→ Work task
Copy out each line of the data that includes the string "订单编码".

· · · · ·

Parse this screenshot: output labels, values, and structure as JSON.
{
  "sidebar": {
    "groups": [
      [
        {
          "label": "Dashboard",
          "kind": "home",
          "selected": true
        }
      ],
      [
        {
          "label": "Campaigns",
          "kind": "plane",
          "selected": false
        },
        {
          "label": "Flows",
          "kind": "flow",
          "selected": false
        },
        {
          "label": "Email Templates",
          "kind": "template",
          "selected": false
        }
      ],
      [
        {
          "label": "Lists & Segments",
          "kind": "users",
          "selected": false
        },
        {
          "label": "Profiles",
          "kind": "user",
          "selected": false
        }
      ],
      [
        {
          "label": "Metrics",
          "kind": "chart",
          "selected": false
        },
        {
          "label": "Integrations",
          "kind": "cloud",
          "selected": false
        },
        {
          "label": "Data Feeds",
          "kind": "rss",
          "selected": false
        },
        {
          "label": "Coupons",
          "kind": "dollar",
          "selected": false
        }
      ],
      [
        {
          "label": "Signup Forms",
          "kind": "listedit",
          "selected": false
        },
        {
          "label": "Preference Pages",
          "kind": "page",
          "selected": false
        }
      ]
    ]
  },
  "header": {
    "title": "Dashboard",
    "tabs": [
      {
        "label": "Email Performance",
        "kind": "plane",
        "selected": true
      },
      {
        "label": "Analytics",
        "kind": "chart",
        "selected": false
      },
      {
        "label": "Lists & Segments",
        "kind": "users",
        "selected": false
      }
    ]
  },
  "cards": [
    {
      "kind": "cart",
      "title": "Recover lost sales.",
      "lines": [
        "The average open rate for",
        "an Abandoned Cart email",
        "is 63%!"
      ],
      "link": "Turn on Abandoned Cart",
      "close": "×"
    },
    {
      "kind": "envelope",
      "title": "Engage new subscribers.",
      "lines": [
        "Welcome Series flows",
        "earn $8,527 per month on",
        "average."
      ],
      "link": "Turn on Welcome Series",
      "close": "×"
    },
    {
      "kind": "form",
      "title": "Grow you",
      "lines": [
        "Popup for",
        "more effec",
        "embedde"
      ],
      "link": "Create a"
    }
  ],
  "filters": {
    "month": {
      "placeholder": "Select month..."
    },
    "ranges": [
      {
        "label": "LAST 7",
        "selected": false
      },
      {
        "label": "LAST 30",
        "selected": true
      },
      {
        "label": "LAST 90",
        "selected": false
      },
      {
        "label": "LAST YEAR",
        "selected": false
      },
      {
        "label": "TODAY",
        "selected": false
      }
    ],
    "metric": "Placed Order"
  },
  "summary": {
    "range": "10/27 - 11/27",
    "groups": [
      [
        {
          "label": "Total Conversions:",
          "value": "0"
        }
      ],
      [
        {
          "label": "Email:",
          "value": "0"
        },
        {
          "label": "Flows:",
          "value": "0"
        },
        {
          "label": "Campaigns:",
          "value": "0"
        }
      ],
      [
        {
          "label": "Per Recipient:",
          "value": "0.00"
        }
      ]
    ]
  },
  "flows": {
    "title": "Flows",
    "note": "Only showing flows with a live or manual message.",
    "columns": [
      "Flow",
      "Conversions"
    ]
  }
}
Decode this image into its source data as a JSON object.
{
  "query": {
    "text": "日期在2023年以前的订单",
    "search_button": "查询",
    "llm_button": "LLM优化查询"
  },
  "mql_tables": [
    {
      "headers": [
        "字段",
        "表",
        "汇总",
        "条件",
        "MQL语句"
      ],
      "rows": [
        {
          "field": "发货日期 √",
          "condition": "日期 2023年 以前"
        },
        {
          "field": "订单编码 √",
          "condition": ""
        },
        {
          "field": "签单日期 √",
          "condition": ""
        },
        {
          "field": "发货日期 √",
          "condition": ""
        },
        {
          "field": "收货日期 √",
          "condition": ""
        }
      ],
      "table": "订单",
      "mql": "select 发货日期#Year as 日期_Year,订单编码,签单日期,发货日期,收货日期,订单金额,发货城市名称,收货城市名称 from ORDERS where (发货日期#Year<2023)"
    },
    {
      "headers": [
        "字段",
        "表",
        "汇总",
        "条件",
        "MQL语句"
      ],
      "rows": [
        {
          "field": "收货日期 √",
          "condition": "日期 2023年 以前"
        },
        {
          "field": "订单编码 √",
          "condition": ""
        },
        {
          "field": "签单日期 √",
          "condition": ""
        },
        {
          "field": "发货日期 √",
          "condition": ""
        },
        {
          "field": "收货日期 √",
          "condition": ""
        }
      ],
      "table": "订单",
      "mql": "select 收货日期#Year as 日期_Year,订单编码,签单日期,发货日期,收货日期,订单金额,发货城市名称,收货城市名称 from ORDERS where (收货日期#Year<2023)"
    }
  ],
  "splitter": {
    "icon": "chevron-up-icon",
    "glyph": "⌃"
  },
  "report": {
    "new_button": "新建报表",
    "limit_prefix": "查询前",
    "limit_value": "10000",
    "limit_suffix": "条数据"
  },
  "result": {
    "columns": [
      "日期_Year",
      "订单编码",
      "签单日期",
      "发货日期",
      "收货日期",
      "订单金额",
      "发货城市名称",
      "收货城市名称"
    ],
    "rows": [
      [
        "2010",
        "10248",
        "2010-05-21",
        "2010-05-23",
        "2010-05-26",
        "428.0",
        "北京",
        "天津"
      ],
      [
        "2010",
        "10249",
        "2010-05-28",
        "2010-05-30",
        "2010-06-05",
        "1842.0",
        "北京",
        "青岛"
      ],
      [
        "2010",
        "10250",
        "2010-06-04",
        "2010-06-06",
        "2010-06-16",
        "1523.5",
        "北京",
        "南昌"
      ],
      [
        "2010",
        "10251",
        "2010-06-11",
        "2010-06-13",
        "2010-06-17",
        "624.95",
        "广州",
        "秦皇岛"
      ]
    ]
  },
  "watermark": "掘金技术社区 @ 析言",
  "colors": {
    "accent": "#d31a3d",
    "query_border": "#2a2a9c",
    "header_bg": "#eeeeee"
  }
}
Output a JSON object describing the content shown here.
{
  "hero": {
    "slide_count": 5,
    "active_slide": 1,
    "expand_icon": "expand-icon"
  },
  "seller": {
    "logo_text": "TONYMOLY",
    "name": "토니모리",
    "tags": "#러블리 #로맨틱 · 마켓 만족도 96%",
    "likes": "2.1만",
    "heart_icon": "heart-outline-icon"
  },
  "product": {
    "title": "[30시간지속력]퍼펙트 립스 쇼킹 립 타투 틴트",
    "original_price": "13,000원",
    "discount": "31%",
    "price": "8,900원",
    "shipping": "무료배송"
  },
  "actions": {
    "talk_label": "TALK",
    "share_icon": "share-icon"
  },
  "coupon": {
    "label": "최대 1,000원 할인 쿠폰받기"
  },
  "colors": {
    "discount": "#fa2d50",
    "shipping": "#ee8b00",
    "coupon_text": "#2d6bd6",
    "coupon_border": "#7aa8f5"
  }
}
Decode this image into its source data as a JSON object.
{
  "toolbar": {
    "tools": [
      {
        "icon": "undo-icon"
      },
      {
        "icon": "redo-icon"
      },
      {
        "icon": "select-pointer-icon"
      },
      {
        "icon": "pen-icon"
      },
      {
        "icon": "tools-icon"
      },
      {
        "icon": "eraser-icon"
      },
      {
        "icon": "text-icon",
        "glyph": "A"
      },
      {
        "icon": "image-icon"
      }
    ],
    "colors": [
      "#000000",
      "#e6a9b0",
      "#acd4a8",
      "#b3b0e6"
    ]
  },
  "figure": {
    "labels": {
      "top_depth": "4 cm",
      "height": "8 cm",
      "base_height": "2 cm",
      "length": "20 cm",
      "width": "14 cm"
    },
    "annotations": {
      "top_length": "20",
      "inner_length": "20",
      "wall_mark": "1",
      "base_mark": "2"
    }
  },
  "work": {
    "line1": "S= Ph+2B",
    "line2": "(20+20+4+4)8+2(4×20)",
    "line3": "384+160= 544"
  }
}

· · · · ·

→ Answer box
          "field": "订单编码 √",
      "mql": "select 发货日期#Year as 日期_Year,订单编码,签单日期,发货日期,收货日期,订单金额,发货城市名称,收货城市名称 from ORDERS where (发货日期#Year<2023)"
          "field": "订单编码 √",
      "mql": "select 收货日期#Year as 日期_Year,订单编码,签单日期,发货日期,收货日期,订单金额,发货城市名称,收货城市名称 from ORDERS where (收货日期#Year<2023)"
      "订单编码",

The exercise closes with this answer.